Activity
Repeat, line for line, the entries printed below.

Data listing START

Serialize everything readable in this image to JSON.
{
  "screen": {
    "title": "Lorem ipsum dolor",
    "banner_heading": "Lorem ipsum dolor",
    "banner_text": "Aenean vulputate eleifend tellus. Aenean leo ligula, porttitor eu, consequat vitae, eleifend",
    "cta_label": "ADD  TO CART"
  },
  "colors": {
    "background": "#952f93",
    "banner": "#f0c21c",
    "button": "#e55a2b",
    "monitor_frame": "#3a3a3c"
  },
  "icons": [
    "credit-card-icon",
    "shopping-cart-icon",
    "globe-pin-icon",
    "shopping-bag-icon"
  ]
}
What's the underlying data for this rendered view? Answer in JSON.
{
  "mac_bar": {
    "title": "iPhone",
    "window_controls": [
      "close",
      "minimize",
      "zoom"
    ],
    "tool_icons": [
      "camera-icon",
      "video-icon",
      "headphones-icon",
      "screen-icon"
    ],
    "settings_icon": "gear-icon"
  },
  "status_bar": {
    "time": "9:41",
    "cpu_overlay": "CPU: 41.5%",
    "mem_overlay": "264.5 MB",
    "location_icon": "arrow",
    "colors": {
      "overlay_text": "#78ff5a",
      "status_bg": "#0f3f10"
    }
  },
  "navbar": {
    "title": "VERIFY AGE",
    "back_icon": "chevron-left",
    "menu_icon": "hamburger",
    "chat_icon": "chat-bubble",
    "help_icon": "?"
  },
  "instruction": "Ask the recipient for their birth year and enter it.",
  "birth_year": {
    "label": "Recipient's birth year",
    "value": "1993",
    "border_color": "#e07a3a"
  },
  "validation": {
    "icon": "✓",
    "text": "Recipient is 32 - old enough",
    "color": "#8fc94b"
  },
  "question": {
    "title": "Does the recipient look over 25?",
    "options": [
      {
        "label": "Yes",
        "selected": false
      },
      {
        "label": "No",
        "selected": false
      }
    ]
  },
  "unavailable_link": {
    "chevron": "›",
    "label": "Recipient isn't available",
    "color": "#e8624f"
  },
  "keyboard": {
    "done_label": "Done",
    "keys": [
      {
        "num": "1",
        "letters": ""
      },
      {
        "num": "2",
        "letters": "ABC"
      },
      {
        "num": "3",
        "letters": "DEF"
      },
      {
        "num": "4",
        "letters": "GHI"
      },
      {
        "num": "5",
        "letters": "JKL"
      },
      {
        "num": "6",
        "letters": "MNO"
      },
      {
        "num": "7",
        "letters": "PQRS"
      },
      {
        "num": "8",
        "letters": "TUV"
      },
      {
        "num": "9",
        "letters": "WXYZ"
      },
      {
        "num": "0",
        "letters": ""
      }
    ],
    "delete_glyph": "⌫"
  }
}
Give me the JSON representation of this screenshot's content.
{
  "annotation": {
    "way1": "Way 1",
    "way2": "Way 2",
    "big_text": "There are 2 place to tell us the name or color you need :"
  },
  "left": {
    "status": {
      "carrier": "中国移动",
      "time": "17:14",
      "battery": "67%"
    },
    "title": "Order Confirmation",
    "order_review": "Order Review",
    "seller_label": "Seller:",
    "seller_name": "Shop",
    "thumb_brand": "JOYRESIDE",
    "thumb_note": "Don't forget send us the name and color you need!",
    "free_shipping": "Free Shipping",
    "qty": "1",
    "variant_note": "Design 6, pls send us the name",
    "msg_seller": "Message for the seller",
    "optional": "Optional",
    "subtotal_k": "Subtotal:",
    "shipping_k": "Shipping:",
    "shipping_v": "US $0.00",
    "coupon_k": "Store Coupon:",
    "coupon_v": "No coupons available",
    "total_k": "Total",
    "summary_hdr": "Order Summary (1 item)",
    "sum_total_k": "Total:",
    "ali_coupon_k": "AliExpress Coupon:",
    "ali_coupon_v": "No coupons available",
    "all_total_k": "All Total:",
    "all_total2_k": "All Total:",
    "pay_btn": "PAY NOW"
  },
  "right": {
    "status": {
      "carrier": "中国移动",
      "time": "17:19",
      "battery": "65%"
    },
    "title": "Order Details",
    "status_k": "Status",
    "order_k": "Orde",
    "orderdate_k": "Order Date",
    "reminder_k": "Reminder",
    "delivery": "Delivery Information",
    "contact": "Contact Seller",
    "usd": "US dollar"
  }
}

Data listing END

Written answer
Serialize everything readable in this image to JSON.
{
  "screen": {
    "title": "Lorem ipsum dolor",
    "banner_heading": "Lorem ipsum dolor",
    "banner_text": "Aenean vulputate eleifend tellus. Aenean leo ligula, porttitor eu, consequat vitae, eleifend",
    "cta_label": "ADD  TO CART"
  },
  "colors": {
    "background": "#952f93",
    "banner": "#f0c21c",
    "button": "#e55a2b",
    "monitor_frame": "#3a3a3c"
  },
  "icons": [
    "credit-card-icon",
    "shopping-cart-icon",
    "globe-pin-icon",
    "shopping-bag-icon"
  ]
}
What's the underlying data for this rendered view? Answer in JSON.
{
  "mac_bar": {
    "title": "iPhone",
    "window_controls": [
      "close",
      "minimize",
      "zoom"
    ],
    "tool_icons": [
      "camera-icon",
      "video-icon",
      "headphones-icon",
      "screen-icon"
    ],
    "settings_icon": "gear-icon"
  },
  "status_bar": {
    "time": "9:41",
    "cpu_overlay": "CPU: 41.5%",
    "mem_overlay": "264.5 MB",
    "location_icon": "arrow",
    "colors": {
      "overlay_text": "#78ff5a",
      "status_bg": "#0f3f10"
    }
  },
  "navbar": {
    "title": "VERIFY AGE",
    "back_icon": "chevron-left",
    "menu_icon": "hamburger",
    "chat_icon": "chat-bubble",
    "help_icon": "?"
  },
  "instruction": "Ask the recipient for their birth year and enter it.",
  "birth_year": {
    "label": "Recipient's birth year",
    "value": "1993",
    "border_color": "#e07a3a"
  },
  "validation": {
    "icon": "✓",
    "text": "Recipient is 32 - old enough",
    "color": "#8fc94b"
  },
  "question": {
    "title": "Does the recipient look over 25?",
    "options": [
      {
        "label": "Yes",
        "selected": false
      },
      {
        "label": "No",
        "selected": false
      }
    ]
  },
  "unavailable_link": {
    "chevron": "›",
    "label": "Recipient isn't available",
    "color": "#e8624f"
  },
  "keyboard": {
    "done_label": "Done",
    "keys": [
      {
        "num": "1",
        "letters": ""
      },
      {
        "num": "2",
        "letters": "ABC"
      },
      {
        "num": "3",
        "letters": "DEF"
      },
      {
        "num": "4",
        "letters": "GHI"
      },
      {
        "num": "5",
        "letters": "JKL"
      },
      {
        "num": "6",
        "letters": "MNO"
      },
      {
        "num": "7",
        "letters": "PQRS"
      },
      {
        "num": "8",
        "letters": "TUV"
      },
      {
        "num": "9",
        "letters": "WXYZ"
      },
      {
        "num": "0",
        "letters": ""
      }
    ],
    "delete_glyph": "⌫"
  }
}
Give me the JSON representation of this screenshot's content.
{
  "annotation": {
    "way1": "Way 1",
    "way2": "Way 2",
    "big_text": "There are 2 place to tell us the name or color you need :"
  },
  "left": {
    "status": {
      "carrier": "中国移动",
      "time": "17:14",
      "battery": "67%"
    },
    "title": "Order Confirmation",
    "order_review": "Order Review",
    "seller_label": "Seller:",
    "seller_name": "Shop",
    "thumb_brand": "JOYRESIDE",
    "thumb_note": "Don't forget send us the name and color you need!",
    "free_shipping": "Free Shipping",
    "qty": "1",
    "variant_note": "Design 6, pls send us the name",
    "msg_seller": "Message for the seller",
    "optional": "Optional",
    "subtotal_k": "Subtotal:",
    "shipping_k": "Shipping:",
    "shipping_v": "US $0.00",
    "coupon_k": "Store Coupon:",
    "coupon_v": "No coupons available",
    "total_k": "Total",
    "summary_hdr": "Order Summary (1 item)",
    "sum_total_k": "Total:",
    "ali_coupon_k": "AliExpress Coupon:",
    "ali_coupon_v": "No coupons available",
    "all_total_k": "All Total:",
    "all_total2_k": "All Total:",
    "pay_btn": "PAY NOW"
  },
  "right": {
    "status": {
      "carrier": "中国移动",
      "time": "17:19",
      "battery": "65%"
    },
    "title": "Order Details",
    "status_k": "Status",
    "order_k": "Orde",
    "orderdate_k": "Order Date",
    "reminder_k": "Reminder",
    "delivery": "Delivery Information",
    "contact": "Contact Seller",
    "usd": "US dollar"
  }
}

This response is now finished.